# [Instructions to follow]
Copy each line from the records below in which the word "this" is found.

# [Task material]
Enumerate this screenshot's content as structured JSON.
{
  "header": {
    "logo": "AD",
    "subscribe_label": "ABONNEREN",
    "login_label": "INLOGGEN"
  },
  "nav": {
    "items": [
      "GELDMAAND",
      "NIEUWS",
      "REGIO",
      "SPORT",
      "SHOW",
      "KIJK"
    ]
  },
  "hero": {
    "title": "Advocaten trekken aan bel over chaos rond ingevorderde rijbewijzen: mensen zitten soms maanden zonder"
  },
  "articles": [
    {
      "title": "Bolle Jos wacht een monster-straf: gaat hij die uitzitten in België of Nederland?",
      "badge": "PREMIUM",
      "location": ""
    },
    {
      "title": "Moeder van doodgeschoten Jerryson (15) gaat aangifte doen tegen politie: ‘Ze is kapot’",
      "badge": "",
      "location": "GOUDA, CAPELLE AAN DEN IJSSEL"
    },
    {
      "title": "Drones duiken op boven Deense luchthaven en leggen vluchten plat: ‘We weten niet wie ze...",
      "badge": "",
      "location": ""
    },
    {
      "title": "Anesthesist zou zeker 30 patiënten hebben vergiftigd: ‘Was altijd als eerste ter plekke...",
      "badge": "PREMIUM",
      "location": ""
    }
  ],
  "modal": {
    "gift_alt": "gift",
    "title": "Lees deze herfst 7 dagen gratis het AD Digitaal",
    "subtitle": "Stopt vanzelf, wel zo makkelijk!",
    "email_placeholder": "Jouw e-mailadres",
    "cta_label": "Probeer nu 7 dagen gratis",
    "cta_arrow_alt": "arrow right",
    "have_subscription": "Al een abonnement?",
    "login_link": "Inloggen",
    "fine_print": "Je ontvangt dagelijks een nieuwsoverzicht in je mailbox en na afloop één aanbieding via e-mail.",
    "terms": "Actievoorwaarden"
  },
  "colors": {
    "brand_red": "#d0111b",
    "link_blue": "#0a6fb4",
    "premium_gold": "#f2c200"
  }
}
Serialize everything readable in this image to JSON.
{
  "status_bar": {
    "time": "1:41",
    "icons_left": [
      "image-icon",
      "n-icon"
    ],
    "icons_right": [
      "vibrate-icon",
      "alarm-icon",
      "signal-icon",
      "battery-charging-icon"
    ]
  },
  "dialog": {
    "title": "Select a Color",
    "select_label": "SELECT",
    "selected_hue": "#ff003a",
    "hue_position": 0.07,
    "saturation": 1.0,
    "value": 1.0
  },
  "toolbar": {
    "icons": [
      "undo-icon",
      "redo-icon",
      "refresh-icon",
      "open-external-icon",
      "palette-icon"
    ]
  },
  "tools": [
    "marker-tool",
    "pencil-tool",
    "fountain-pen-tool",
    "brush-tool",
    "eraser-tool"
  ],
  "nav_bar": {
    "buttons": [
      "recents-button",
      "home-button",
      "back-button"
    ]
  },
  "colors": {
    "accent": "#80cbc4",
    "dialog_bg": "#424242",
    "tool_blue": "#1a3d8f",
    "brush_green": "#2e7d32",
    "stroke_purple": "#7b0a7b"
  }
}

# [Your solution]
Enumerate this screenshot's content as structured JSON.
Serialize everything readable in this image to JSON.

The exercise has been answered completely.